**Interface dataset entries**
-*-*-

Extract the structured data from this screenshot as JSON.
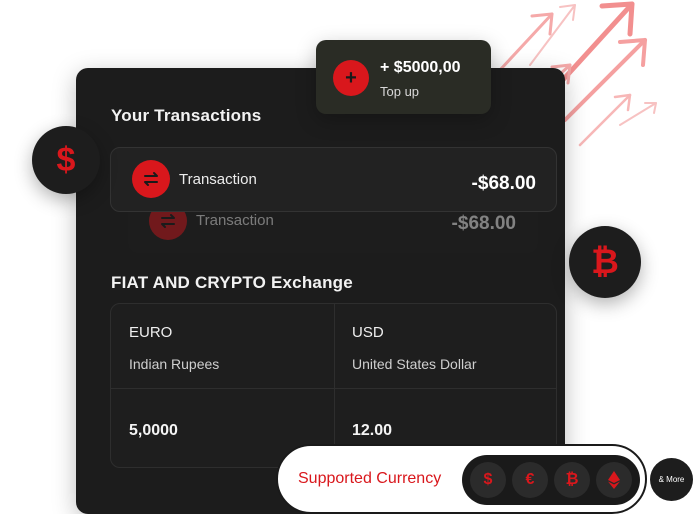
{
  "colors": {
    "accent": "#d9171c",
    "card_bg": "#1c1c1c",
    "text": "#f2f2f2"
  },
  "topup": {
    "amount": "+ $5000,00",
    "label": "Top up",
    "icon": "plus-icon"
  },
  "transactions": {
    "title": "Your Transactions",
    "items": [
      {
        "label": "Transaction",
        "amount": "-$68.00",
        "icon": "exchange-arrows-icon"
      },
      {
        "label": "Transaction",
        "amount": "-$68.00",
        "icon": "exchange-arrows-icon"
      }
    ]
  },
  "exchange": {
    "title": "FIAT AND CRYPTO Exchange",
    "columns": [
      {
        "code": "EURO",
        "name": "Indian Rupees",
        "value": "5,0000"
      },
      {
        "code": "USD",
        "name": "United States Dollar",
        "value": "12.00"
      }
    ]
  },
  "floating_icons": [
    "dollar-icon",
    "bitcoin-icon"
  ],
  "supported": {
    "label": "Supported Currency",
    "icons": [
      "dollar-icon",
      "euro-icon",
      "bitcoin-icon",
      "ethereum-icon"
    ],
    "more_label": "& More"
  }
}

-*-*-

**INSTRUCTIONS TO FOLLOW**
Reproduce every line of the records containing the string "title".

**ANSWER TO THIS PROBLEM**
    "title": "Your Transactions",
    "title": "FIAT AND CRYPTO Exchange",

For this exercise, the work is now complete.